Newscasts

PNS Daily Newscast - UPDATE - November 20, 2018 


The death toll rises in a deadly shooting at a Chicago hospital. Also on the Tuesday rundown: community health centers rise to the challenge after wildfires; plus food inspectors can keep your Thanksgiving meal hearty and healthy

Daily Newscasts

Higher Sea-Level Rise Projections: An "Opportunity" for Florida?

Florida flooding is projected to be worse than expected in a new Antarctic ice melt study. (U.S. Navy/Wikimedia Commons)
Florida flooding is projected to be worse than expected in a new Antarctic ice melt study. (U.S. Navy/Wikimedia Commons)
April 4, 2016

MIAMI – A new estimate that sea levels will rise up to 6 feet by the end of this century could be seen as an impending disaster for Florida – or an opportunity – according to a science advocacy group.

The new ice melt information published in the scientific journal Nature is "alarming" to the Union of Concerned Scientists, with Florida's coastal communities especially vulnerable to the effects of rising sea levels.

The group's Southeast climate advocate, Nicole Hernandez Hammer, says it's about more than just water levels on the beach, because many parts of the state sit on very porous limestone.

"So, we're not only getting flooding on the coast, but we're getting contamination of fresh water sources, and then we're getting inland flooding because of the raised water table," she explains.

Hernandez Hammer says the opportunity is that the new information creates a greater sense of urgency for Florida communities, governments and advocacy groups working on solutions.

She notes it will take a lot of money for a full scale approach toward adaptation and potential retreat in areas considered least likely to be habitable in the long term.

The ice melt study predicts sea-rise levels twice that of the original projections. But Hernandez Hammer says Florida is uniquely positioned to create long term, workable solutions that other regions can use to address rising sea level challenges.

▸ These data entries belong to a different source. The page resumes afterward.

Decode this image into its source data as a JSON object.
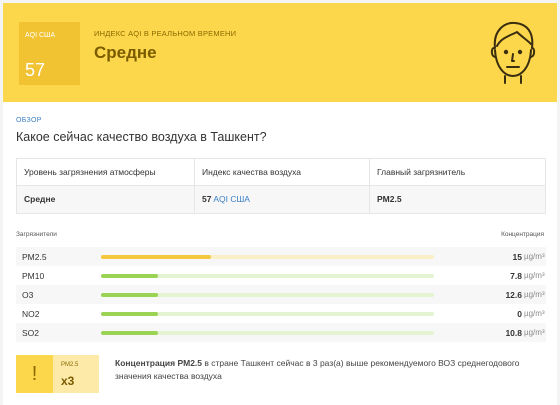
{
  "header": {
    "aqi_label": "AQI США",
    "aqi_value": "57",
    "realtime_label": "Индекс AQI в реальном времени",
    "level": "Средне",
    "colors": {
      "header_bg": "#fdd74b",
      "aqi_box": "#f1c232"
    }
  },
  "overview": {
    "label": "Обзор",
    "question": "Какое сейчас качество воздуха в Ташкент?"
  },
  "summary": {
    "headers": [
      "Уровень загрязнения атмосферы",
      "Индекс качества воздуха",
      "Главный загрязнитель"
    ],
    "level": "Средне",
    "index_value": "57",
    "index_unit": "AQI США",
    "main_pollutant": "PM2.5"
  },
  "pollutants": {
    "header_left": "Загрязнители",
    "header_right": "Концентрация",
    "unit": "µg/m³",
    "items": [
      {
        "name": "PM2.5",
        "value": "15",
        "fill_fraction": 0.33,
        "color": "#f5c842",
        "track": "#fbefc7"
      },
      {
        "name": "PM10",
        "value": "7.8",
        "fill_fraction": 0.17,
        "color": "#9bd454",
        "track": "#e4f4d2"
      },
      {
        "name": "O3",
        "value": "12.6",
        "fill_fraction": 0.17,
        "color": "#9bd454",
        "track": "#e4f4d2"
      },
      {
        "name": "NO2",
        "value": "0",
        "fill_fraction": 0.17,
        "color": "#9bd454",
        "track": "#e4f4d2"
      },
      {
        "name": "SO2",
        "value": "10.8",
        "fill_fraction": 0.17,
        "color": "#9bd454",
        "track": "#e4f4d2"
      }
    ]
  },
  "note": {
    "pm_label": "PM2.5",
    "multiplier": "x3",
    "icon": "!",
    "bold_text": "Концентрация PM2.5",
    "text": " в стране Ташкент сейчас в 3 раз(а) выше рекомендуемого ВОЗ среднегодового значения качества воздуха"
  }
}
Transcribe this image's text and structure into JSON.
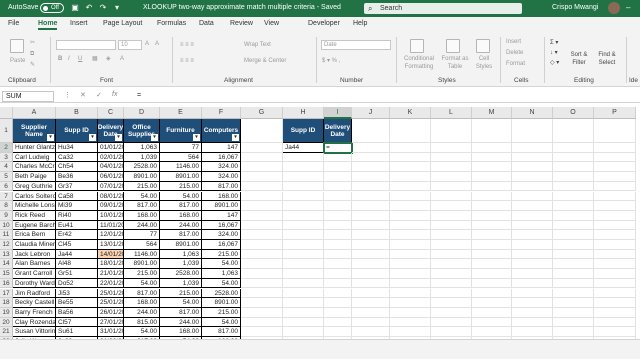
{
  "titlebar": {
    "autosave_label": "AutoSave",
    "autosave_state": "Off",
    "document_title": "XLOOKUP two-way approximate match multiple criteria  -  Saved",
    "search_placeholder": "Search",
    "user_name": "Crispo Mwangi",
    "accent_color": "#217346"
  },
  "tabs": [
    "File",
    "Home",
    "Insert",
    "Page Layout",
    "Formulas",
    "Data",
    "Review",
    "View",
    "Developer",
    "Help"
  ],
  "active_tab": "Home",
  "ribbon": {
    "groups": [
      "Clipboard",
      "Font",
      "Alignment",
      "Number",
      "Styles",
      "Cells",
      "Editing",
      "Ide"
    ],
    "paste_label": "Paste",
    "font_size": "10",
    "wrap_text": "Wrap Text",
    "merge_center": "Merge & Center",
    "number_format": "Date",
    "conditional_formatting": "Conditional Formatting",
    "format_as_table": "Format as Table",
    "cell_styles": "Cell Styles",
    "insert": "Insert",
    "delete": "Delete",
    "format": "Format",
    "sort_filter": "Sort & Filter",
    "find_select": "Find & Select"
  },
  "formula_bar": {
    "name_box": "SUM",
    "fx": "fx",
    "formula": "="
  },
  "columns": [
    "A",
    "B",
    "C",
    "D",
    "E",
    "F",
    "G",
    "H",
    "I",
    "J",
    "K",
    "L",
    "M",
    "N",
    "O",
    "P"
  ],
  "table": {
    "headers": [
      "Supplier Name",
      "Supp ID",
      "Delivery Date",
      "Office Supplies",
      "Furniture",
      "Computers"
    ],
    "rows": [
      [
        "Hunter Glantz",
        "Hu34",
        "01/01/2020",
        "1,063",
        "77",
        "147"
      ],
      [
        "Carl Ludwig",
        "Ca32",
        "02/01/2020",
        "1,039",
        "564",
        "16,067"
      ],
      [
        "Charles McCrossin",
        "Ch54",
        "04/01/2020",
        "2528.00",
        "1146.00",
        "324.00"
      ],
      [
        "Beth Paige",
        "Be36",
        "06/01/2020",
        "8901.00",
        "8901.00",
        "324.00"
      ],
      [
        "Greg Guthrie",
        "Gr37",
        "07/01/2020",
        "215.00",
        "215.00",
        "817.00"
      ],
      [
        "Carlos Soltero",
        "Ca58",
        "08/01/2020",
        "54.00",
        "54.00",
        "168.00"
      ],
      [
        "Michelle Lonsdale",
        "Mi39",
        "09/01/2020",
        "817.00",
        "817.00",
        "8901.00"
      ],
      [
        "Rick Reed",
        "Ri40",
        "10/01/2020",
        "168.00",
        "168.00",
        "147"
      ],
      [
        "Eugene Barchas",
        "Eu41",
        "11/01/2020",
        "244.00",
        "244.00",
        "16,067"
      ],
      [
        "Erica Bern",
        "Er42",
        "12/01/2020",
        "77",
        "817.00",
        "324.00"
      ],
      [
        "Claudia Miner",
        "Cl45",
        "13/01/2020",
        "564",
        "8901.00",
        "16,067"
      ],
      [
        "Jack Lebron",
        "Ja44",
        "14/01/2020",
        "1146.00",
        "1,063",
        "215.00"
      ],
      [
        "Alan Barnes",
        "Al48",
        "18/01/2020",
        "8901.00",
        "1,039",
        "54.00"
      ],
      [
        "Grant Carroll",
        "Gr51",
        "21/01/2020",
        "215.00",
        "2528.00",
        "1,063"
      ],
      [
        "Dorothy Wardle",
        "Do52",
        "22/01/2020",
        "54.00",
        "1,039",
        "54.00"
      ],
      [
        "Jim Radford",
        "Ji53",
        "25/01/2020",
        "817.00",
        "215.00",
        "2528.00"
      ],
      [
        "Becky Castell",
        "Be55",
        "25/01/2020",
        "168.00",
        "54.00",
        "8901.00"
      ],
      [
        "Barry French",
        "Ba56",
        "26/01/2020",
        "244.00",
        "817.00",
        "215.00"
      ],
      [
        "Clay Rozendal",
        "Cl57",
        "27/01/2020",
        "815.00",
        "244.00",
        "54.00"
      ],
      [
        "Susan Vittorini",
        "Su61",
        "31/01/2020",
        "54.00",
        "168.00",
        "817.00"
      ],
      [
        "Julia West",
        "Ju62",
        "01/02/2020",
        "817.00",
        "54.00",
        "168.00"
      ]
    ]
  },
  "lookup": {
    "header_supp_id": "Supp ID",
    "header_delivery_date": "Delivery Date",
    "supp_id_value": "Ja44",
    "input_value": "="
  },
  "row_numbers": [
    "1",
    "2",
    "3",
    "4",
    "5",
    "6",
    "7",
    "8",
    "9",
    "10",
    "11",
    "12",
    "13",
    "14",
    "15",
    "16",
    "17",
    "18",
    "19",
    "20",
    "21",
    "22"
  ]
}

"We can also think about how we can adapt and then use that information to help other places, since we are on the front line of receiving climate change and sea level rise impacts," she points out.

Hernandez Hammer stresses that solutions, much like the rising sea level impacts, are currently in progress and will work best with a combination of local, state and federal resources.


Deborah Kaye/Deb Kaye, Public News Service - FL